WHAT TO PRODUCE:
Every word of every entry must be retyped exactly.
[Start of section]
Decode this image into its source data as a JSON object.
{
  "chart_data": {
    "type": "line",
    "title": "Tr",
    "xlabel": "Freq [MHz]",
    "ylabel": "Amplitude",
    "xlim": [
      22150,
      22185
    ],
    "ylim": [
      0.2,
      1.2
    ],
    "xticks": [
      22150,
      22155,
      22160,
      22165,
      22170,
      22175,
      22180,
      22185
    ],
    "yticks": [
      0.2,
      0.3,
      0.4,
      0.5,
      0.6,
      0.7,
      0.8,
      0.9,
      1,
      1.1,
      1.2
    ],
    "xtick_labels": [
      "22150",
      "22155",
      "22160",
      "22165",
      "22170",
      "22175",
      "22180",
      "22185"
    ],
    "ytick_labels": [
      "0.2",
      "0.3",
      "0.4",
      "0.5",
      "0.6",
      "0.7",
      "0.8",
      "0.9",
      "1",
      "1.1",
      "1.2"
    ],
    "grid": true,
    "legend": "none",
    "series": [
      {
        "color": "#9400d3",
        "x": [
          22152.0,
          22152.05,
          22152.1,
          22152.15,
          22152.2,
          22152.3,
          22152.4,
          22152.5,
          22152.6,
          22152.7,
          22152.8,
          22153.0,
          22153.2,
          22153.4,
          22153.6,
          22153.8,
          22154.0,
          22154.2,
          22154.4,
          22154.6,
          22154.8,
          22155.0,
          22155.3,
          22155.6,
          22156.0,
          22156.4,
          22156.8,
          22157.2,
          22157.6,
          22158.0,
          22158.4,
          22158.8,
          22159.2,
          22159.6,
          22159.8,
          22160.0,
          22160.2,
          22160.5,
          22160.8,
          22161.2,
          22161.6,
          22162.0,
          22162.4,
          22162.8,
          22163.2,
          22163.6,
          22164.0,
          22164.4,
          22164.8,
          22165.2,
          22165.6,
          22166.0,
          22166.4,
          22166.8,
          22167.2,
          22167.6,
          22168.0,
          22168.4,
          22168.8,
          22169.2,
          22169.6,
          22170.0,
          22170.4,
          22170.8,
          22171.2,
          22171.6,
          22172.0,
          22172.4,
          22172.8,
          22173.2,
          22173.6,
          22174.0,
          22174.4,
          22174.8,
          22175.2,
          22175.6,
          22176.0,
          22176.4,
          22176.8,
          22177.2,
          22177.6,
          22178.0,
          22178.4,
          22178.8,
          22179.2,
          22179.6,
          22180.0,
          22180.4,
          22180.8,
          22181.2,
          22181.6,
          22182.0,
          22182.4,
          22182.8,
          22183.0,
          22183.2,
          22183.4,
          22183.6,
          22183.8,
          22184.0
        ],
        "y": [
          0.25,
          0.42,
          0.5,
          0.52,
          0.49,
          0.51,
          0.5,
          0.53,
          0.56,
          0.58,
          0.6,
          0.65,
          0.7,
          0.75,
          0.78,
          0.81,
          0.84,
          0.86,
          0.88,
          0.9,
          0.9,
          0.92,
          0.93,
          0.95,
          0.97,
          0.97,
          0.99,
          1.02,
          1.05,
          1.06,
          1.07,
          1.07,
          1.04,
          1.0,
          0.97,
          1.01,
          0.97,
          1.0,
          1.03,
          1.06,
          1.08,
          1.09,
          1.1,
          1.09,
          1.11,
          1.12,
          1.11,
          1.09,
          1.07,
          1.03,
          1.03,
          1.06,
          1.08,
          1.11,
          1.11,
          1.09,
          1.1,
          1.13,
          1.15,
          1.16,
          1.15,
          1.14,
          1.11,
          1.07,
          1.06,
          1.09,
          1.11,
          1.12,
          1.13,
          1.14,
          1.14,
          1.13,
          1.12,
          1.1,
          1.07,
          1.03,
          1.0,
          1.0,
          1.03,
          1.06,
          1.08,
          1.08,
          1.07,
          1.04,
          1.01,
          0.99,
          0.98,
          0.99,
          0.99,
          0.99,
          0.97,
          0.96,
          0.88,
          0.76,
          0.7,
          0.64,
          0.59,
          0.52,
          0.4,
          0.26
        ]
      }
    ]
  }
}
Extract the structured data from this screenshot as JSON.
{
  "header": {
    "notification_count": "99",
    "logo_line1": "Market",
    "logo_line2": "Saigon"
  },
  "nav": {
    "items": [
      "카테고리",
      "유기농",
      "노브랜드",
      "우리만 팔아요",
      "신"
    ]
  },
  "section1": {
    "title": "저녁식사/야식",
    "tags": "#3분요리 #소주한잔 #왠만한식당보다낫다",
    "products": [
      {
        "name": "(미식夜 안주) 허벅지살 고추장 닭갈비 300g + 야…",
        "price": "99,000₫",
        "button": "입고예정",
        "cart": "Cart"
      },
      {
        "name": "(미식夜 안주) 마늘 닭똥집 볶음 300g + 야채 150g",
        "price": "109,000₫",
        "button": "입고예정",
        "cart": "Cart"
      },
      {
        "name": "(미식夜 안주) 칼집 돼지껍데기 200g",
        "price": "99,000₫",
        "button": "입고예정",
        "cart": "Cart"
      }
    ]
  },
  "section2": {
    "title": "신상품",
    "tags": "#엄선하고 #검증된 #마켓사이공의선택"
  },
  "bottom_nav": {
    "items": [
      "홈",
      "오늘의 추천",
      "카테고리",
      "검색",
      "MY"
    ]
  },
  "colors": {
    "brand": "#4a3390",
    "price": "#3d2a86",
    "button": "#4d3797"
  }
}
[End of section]
RESPONSE BOX:
Decode this image into its source data as a JSON object.
{
  "chart_data": {
    "type": "line",
    "title": "Tr",
    "xlabel": "Freq [MHz]",
    "ylabel": "Amplitude",
    "xlim": [
      22150,
      22185
    ],
    "ylim": [
      0.2,
      1.2
    ],
    "xticks": [
      22150,
      22155,
      22160,
      22165,
      22170,
      22175,
      22180,
      22185
    ],
    "yticks": [
      0.2,
      0.3,
      0.4,
      0.5,
      0.6,
      0.7,
      0.8,
      0.9,
      1,
      1.1,
      1.2
    ],
    "xtick_labels": [
      "22150",
      "22155",
      "22160",
      "22165",
      "22170",
      "22175",
      "22180",
      "22185"
    ],
    "ytick_labels": [
      "0.2",
      "0.3",
      "0.4",
      "0.5",
      "0.6",
      "0.7",
      "0.8",
      "0.9",
      "1",
      "1.1",
      "1.2"
    ],
    "grid": true,
    "legend": "none",
    "series": [
      {
        "color": "#9400d3",
        "x": [
          22152.0,
          22152.05,
          22152.1,
          22152.15,
          22152.2,
          22152.3,
          22152.4,
          22152.5,
          22152.6,
          22152.7,
          22152.8,
          22153.0,
          22153.2,
          22153.4,
          22153.6,
          22153.8,
          22154.0,
          22154.2,
          22154.4,
          22154.6,
          22154.8,
          22155.0,
          22155.3,
          22155.6,
          22156.0,
          22156.4,
          22156.8,
          22157.2,
          22157.6,
          22158.0,
          22158.4,
          22158.8,
          22159.2,
          22159.6,
          22159.8,
          22160.0,
          22160.2,
          22160.5,
          22160.8,
          22161.2,
          22161.6,
          22162.0,
          22162.4,
          22162.8,
          22163.2,
          22163.6,
          22164.0,
          22164.4,
          22164.8,
          22165.2,
          22165.6,
          22166.0,
          22166.4,
          22166.8,
          22167.2,
          22167.6,
          22168.0,
          22168.4,
          22168.8,
          22169.2,
          22169.6,
          22170.0,
          22170.4,
          22170.8,
          22171.2,
          22171.6,
          22172.0,
          22172.4,
          22172.8,
          22173.2,
          22173.6,
          22174.0,
          22174.4,
          22174.8,
          22175.2,
          22175.6,
          22176.0,
          22176.4,
          22176.8,
          22177.2,
          22177.6,
          22178.0,
          22178.4,
          22178.8,
          22179.2,
          22179.6,
          22180.0,
          22180.4,
          22180.8,
          22181.2,
          22181.6,
          22182.0,
          22182.4,
          22182.8,
          22183.0,
          22183.2,
          22183.4,
          22183.6,
          22183.8,
          22184.0
        ],
        "y": [
          0.25,
          0.42,
          0.5,
          0.52,
          0.49,
          0.51,
          0.5,
          0.53,
          0.56,
          0.58,
          0.6,
          0.65,
          0.7,
          0.75,
          0.78,
          0.81,
          0.84,
          0.86,
          0.88,
          0.9,
          0.9,
          0.92,
          0.93,
          0.95,
          0.97,
          0.97,
          0.99,
          1.02,
          1.05,
          1.06,
          1.07,
          1.07,
          1.04,
          1.0,
          0.97,
          1.01,
          0.97,
          1.0,
          1.03,
          1.06,
          1.08,
          1.09,
          1.1,
          1.09,
          1.11,
          1.12,
          1.11,
          1.09,
          1.07,
          1.03,
          1.03,
          1.06,
          1.08,
          1.11,
          1.11,
          1.09,
          1.1,
          1.13,
          1.15,
          1.16,
          1.15,
          1.14,
          1.11,
          1.07,
          1.06,
          1.09,
          1.11,
          1.12,
          1.13,
          1.14,
          1.14,
          1.13,
          1.12,
          1.1,
          1.07,
          1.03,
          1.0,
          1.0,
          1.03,
          1.06,
          1.08,
          1.08,
          1.07,
          1.04,
          1.01,
          0.99,
          0.98,
          0.99,
          0.99,
          0.99,
          0.97,
          0.96,
          0.88,
          0.76,
          0.7,
          0.64,
          0.59,
          0.52,
          0.4,
          0.26
        ]
      }
    ]
  }
}
Extract the structured data from this screenshot as JSON.
{
  "header": {
    "notification_count": "99",
    "logo_line1": "Market",
    "logo_line2": "Saigon"
  },
  "nav": {
    "items": [
      "카테고리",
      "유기농",
      "노브랜드",
      "우리만 팔아요",
      "신"
    ]
  },
  "section1": {
    "title": "저녁식사/야식",
    "tags": "#3분요리 #소주한잔 #왠만한식당보다낫다",
    "products": [
      {
        "name": "(미식夜 안주) 허벅지살 고추장 닭갈비 300g + 야…",
        "price": "99,000₫",
        "button": "입고예정",
        "cart": "Cart"
      },
      {
        "name": "(미식夜 안주) 마늘 닭똥집 볶음 300g + 야채 150g",
        "price": "109,000₫",
        "button": "입고예정",
        "cart": "Cart"
      },
      {
        "name": "(미식夜 안주) 칼집 돼지껍데기 200g",
        "price": "99,000₫",
        "button": "입고예정",
        "cart": "Cart"
      }
    ]
  },
  "section2": {
    "title": "신상품",
    "tags": "#엄선하고 #검증된 #마켓사이공의선택"
  },
  "bottom_nav": {
    "items": [
      "홈",
      "오늘의 추천",
      "카테고리",
      "검색",
      "MY"
    ]
  },
  "colors": {
    "brand": "#4a3390",
    "price": "#3d2a86",
    "button": "#4d3797"
  }
}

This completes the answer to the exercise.